That’s exactly what 11-year-old Harry Nicholls did to raise awareness of his condition. He wanted his friends to walk – or run – in his shoes and experience what it’s like to have a vision impairment.
Harry’s blind obstacle course
Harry is a year 5 pupil at Scotch College (link opens in new window) in Nedlands and has an auto immune disease which means he has limited sight. His vision loss started a year ago.
“My left eye is worse than my right eye. I use a bigger iPad and a larger keyboard than anyone else. My close friends know about my condition, but I knew an obstacle challenge would be a way to raise more awareness. I wanted it to be a fundraiser with donations going to VisAbility.”
I really wanted to give something back to VisAbility. They have helped me so much. I was struggling before they stepped in to support me.Harry Nicholls
11-year-old with vision impairment
“I spoke to the school about doing a fundraiser and they were really supportive. My grandmother helped me to make the blindfolds. She lives next door to me and I spend a lot of time with her,” explains Harry.
All 220 children from Scotch College Junior School (link opens in new window) took part. The event took place on the last day of the winter term.
“I decided to create an obstacle course where the children had to walk around trees and cones. The younger children each had a guide. The older ones didn’t, they just gave out verbal directions. There was a minor mishap when one of the boys walked into a tree but he wasn’t hurt,” he says.
“It was a great day; it was a little windy but that added to the challenge. Harry did a great job,” explains his teacher Renea Cirillio.
Everyone who took part was asked for a $2 donation, but many offered more.

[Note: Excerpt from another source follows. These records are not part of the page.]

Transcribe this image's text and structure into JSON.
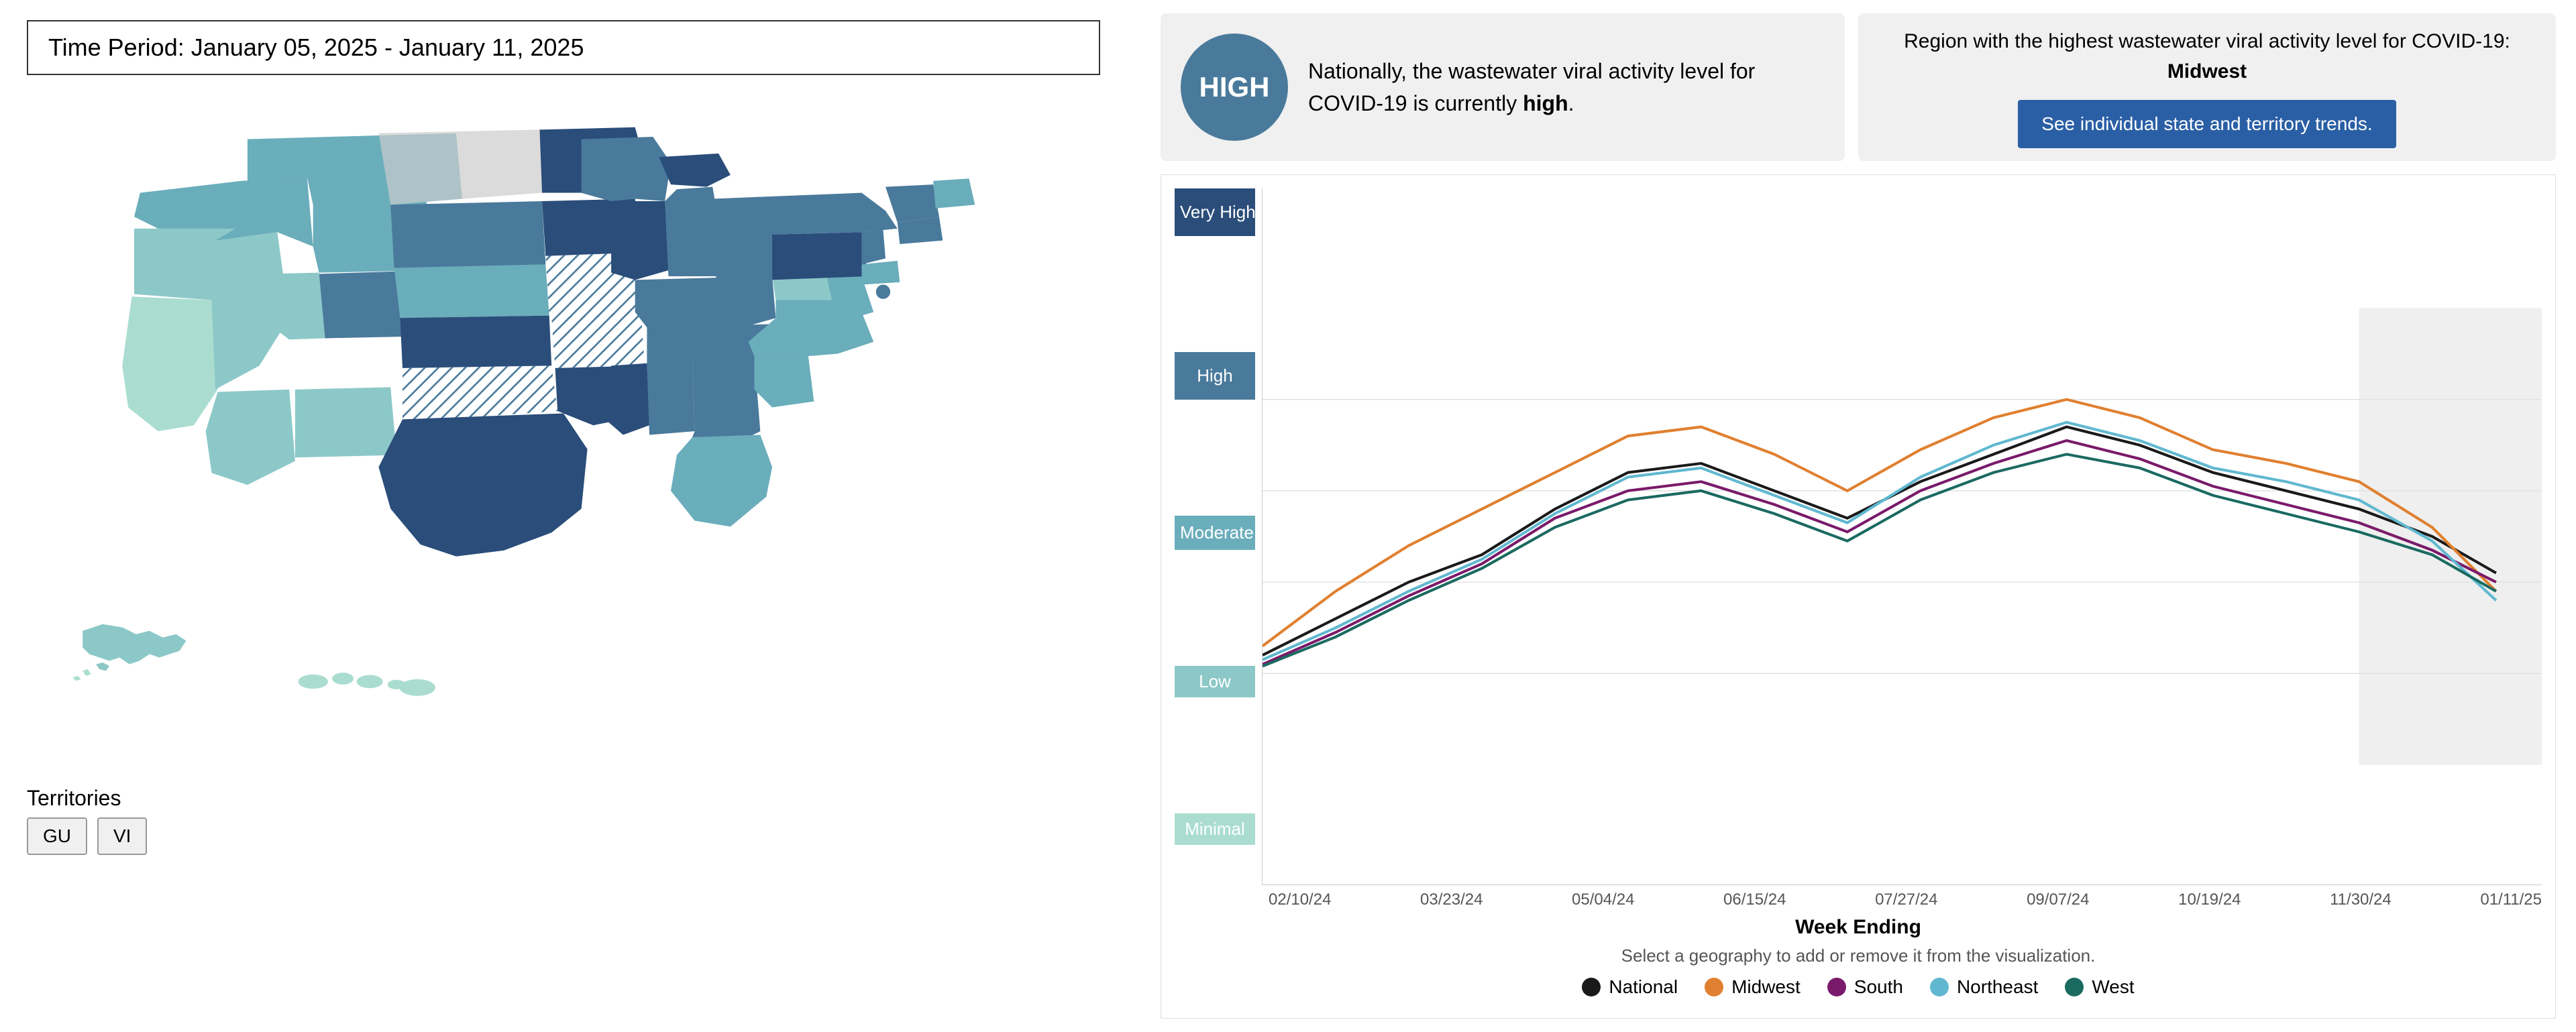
{
  "header": {
    "time_period_label": "Time Period: January 05, 2025 - January 11, 2025"
  },
  "national_card": {
    "level": "HIGH",
    "description_prefix": "Nationally, the wastewater viral activity level for COVID-19 is currently ",
    "level_text": "high",
    "description_suffix": "."
  },
  "region_card": {
    "label": "Region with the highest wastewater viral activity level for COVID-19:",
    "region_name": "Midwest",
    "button_label": "See individual state and territory trends."
  },
  "chart": {
    "y_labels": {
      "very_high": "Very High",
      "high": "High",
      "moderate": "Moderate",
      "low": "Low",
      "minimal": "Minimal"
    },
    "x_labels": [
      "02/10/24",
      "03/23/24",
      "05/04/24",
      "06/15/24",
      "07/27/24",
      "09/07/24",
      "10/19/24",
      "11/30/24",
      "01/11/25"
    ],
    "week_ending": "Week Ending",
    "select_geography": "Select a geography to add or remove it from the visualization."
  },
  "legend": {
    "items": [
      {
        "name": "National",
        "color": "#1a1a1a"
      },
      {
        "name": "Midwest",
        "color": "#e08030"
      },
      {
        "name": "South",
        "color": "#7a1a6a"
      },
      {
        "name": "Northeast",
        "color": "#60b8d0"
      },
      {
        "name": "West",
        "color": "#1a6a60"
      }
    ]
  },
  "territories": {
    "label": "Territories",
    "buttons": [
      "GU",
      "VI"
    ]
  }
}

“When we counted up all the money, I was like ‘wow’ – there was $640 – that’s an awful lot, everyone was so generous,” explains Harry.
Harry receives occupational therapy and assistive technology services from VisAbility. Incredibly sporty, he enjoys basketball and cricket. The year 5 pupil has already met with Ryan Honschooten, VisAbility Youth Support Officer. Ryan is keen to get him training for Goalball in the future.
And where will the money go?
“I’d like the money to go towards Guide Dogs and sensory therapy toys in the Children and Youth Services Centre.”
VisAbility will be presented with a cheque at an upcoming assembly.
If you’d like to find out more about the work we do for children and young people, then visit our Children and Youth Services page.